Original Name: Central Heating Plant
Year Of Construction: 1933
Address: 13th and C Streets, SW Washington, DC 20024
Architect(s): Paul Cret
Current Status: Extant
Original Use: Heating Plant
Function: Central Heating & Refrigeration Plant for Government Buildings

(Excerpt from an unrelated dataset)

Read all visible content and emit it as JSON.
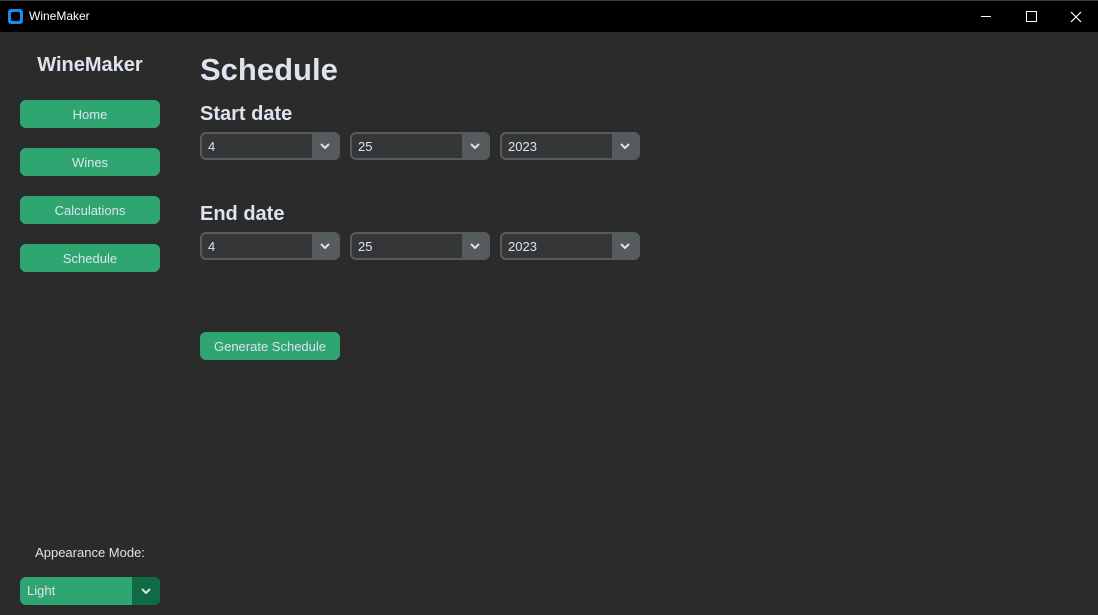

According to the website: “In April 1931, the U.S. Department of the Treasury announced its plan to construct the Central Heating Plant, which would furnish steam to twenty-six federal buildings in Washington…The government selected prominent French-American architect Paul Philippe Cret, who also designed the Organization of American States building and the Folger Shakespeare Library in Washington, to develop plans…Cret incorporated (smoke) stacks within the building….allowed them to rise to a height at which fumes would not be objectionable to occupants of nearby buildings….cornerstone was laid on July 7, 1933, the… facility was characterized as the largest heating plant in the world. Despite numerous equipment changes, the Central Heating Plant retains its original configuration, materials, and function. In 2007, it was listed in the National Register of Historic Places.…the monolithic steel and masonry main building in the Art Deco style, characterized by a stepped facade, linear composition with walls broken into vertical planes by long expanses of recessed windows, and stylized ornamentation. … the six-story variegated buff, brown, and yellow brick building is symmetrically designed with a limestone base. A continuous limestone string course separates the first floor from the upper floors, which contain vertically arranged industrial awning windows. The windows rhythmically break up the expansive elevations on the west, north and south…  the symmetrical west facade is articulated by a projecting tower and central main entrance. Limestone stairs flanked by rounded limestone cheek walls lead to the entrance sheltered by a streamlined metal overhang. Aluminum-frame sidelights and transom surround double glass doors, and are encased within a rounded limestone frame. On the first floor, four terracotta panels depict machinery housed within the building… Projecting brick bays framing the windows are flanked by narrow vertical window stacks, which are in turn framed by brick buttresses. Above the central stack of windows, a terra cotta stylized panel illustrates the heating plant boiler. A denticulate classicized cornice caps the entrance block…The secondary elevations contain architectural details…including vertical bays of industrial awning windows alternating with brick buttresses, and a classical cornice. A six-story refrigeration plant addition was built in 1958, while designed to echo the original plant, has wider bays and slightly different brick hues. The lobby is…finished in a brown-veined marble and brown-toned terrazzo floors framed by a black granite border… The stairway… contains original terrazzo treads and a stylized metal balustrade… Today, the plant services about one hundred Washington buildings.”